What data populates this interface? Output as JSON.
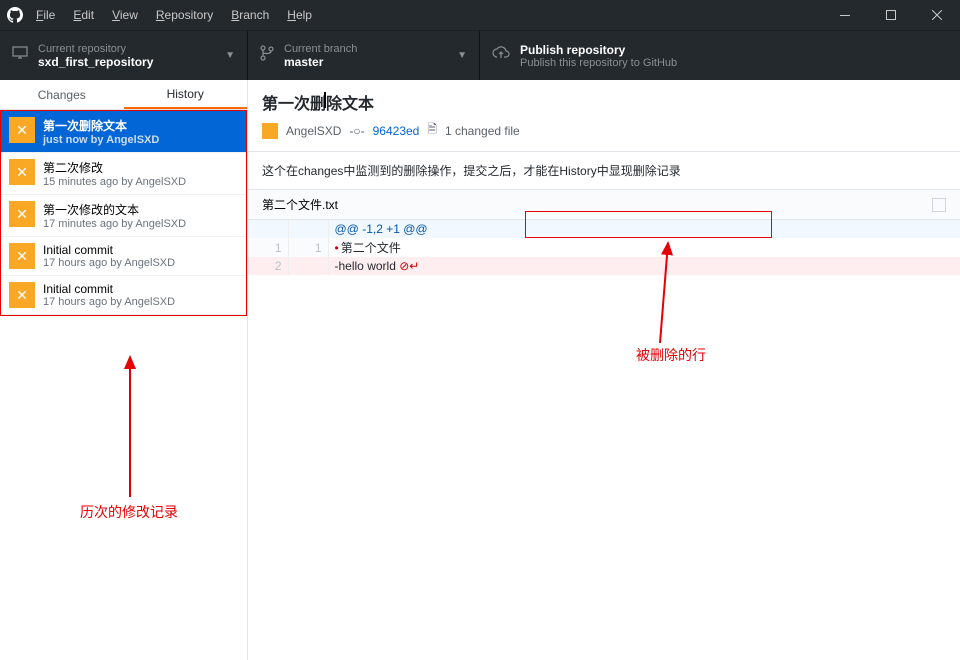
{
  "menu": {
    "file": "File",
    "edit": "Edit",
    "view": "View",
    "repository": "Repository",
    "branch": "Branch",
    "help": "Help"
  },
  "toolbar": {
    "repo_label": "Current repository",
    "repo_value": "sxd_first_repository",
    "branch_label": "Current branch",
    "branch_value": "master",
    "publish_title": "Publish repository",
    "publish_sub": "Publish this repository to GitHub"
  },
  "tabs": {
    "changes": "Changes",
    "history": "History"
  },
  "commits": [
    {
      "title": "第一次删除文本",
      "sub": "just now by AngelSXD"
    },
    {
      "title": "第二次修改",
      "sub": "15 minutes ago by AngelSXD"
    },
    {
      "title": "第一次修改的文本",
      "sub": "17 minutes ago by AngelSXD"
    },
    {
      "title": "Initial commit",
      "sub": "17 hours ago by AngelSXD"
    },
    {
      "title": "Initial commit",
      "sub": "17 hours ago by AngelSXD"
    }
  ],
  "detail": {
    "title": "第一次删除文本",
    "author": "AngelSXD",
    "hash": "96423ed",
    "changed": "1 changed file",
    "desc": "这个在changes中监测到的删除操作，提交之后，才能在History中显现删除记录",
    "file": "第二个文件.txt",
    "hunk": "@@ -1,2 +1 @@",
    "line_ctx": "第二个文件",
    "line_del": "hello world",
    "ln_old_1": "1",
    "ln_new_1": "1",
    "ln_old_2": "2"
  },
  "annotations": {
    "history_label": "历次的修改记录",
    "deleted_label": "被删除的行"
  }
}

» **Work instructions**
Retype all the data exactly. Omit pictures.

» **Output**
What data populates this interface? Output as JSON.
{
  "menu": {
    "file": "File",
    "edit": "Edit",
    "view": "View",
    "repository": "Repository",
    "branch": "Branch",
    "help": "Help"
  },
  "toolbar": {
    "repo_label": "Current repository",
    "repo_value": "sxd_first_repository",
    "branch_label": "Current branch",
    "branch_value": "master",
    "publish_title": "Publish repository",
    "publish_sub": "Publish this repository to GitHub"
  },
  "tabs": {
    "changes": "Changes",
    "history": "History"
  },
  "commits": [
    {
      "title": "第一次删除文本",
      "sub": "just now by AngelSXD"
    },
    {
      "title": "第二次修改",
      "sub": "15 minutes ago by AngelSXD"
    },
    {
      "title": "第一次修改的文本",
      "sub": "17 minutes ago by AngelSXD"
    },
    {
      "title": "Initial commit",
      "sub": "17 hours ago by AngelSXD"
    },
    {
      "title": "Initial commit",
      "sub": "17 hours ago by AngelSXD"
    }
  ],
  "detail": {
    "title": "第一次删除文本",
    "author": "AngelSXD",
    "hash": "96423ed",
    "changed": "1 changed file",
    "desc": "这个在changes中监测到的删除操作，提交之后，才能在History中显现删除记录",
    "file": "第二个文件.txt",
    "hunk": "@@ -1,2 +1 @@",
    "line_ctx": "第二个文件",
    "line_del": "hello world",
    "ln_old_1": "1",
    "ln_new_1": "1",
    "ln_old_2": "2"
  },
  "annotations": {
    "history_label": "历次的修改记录",
    "deleted_label": "被删除的行"
  }
}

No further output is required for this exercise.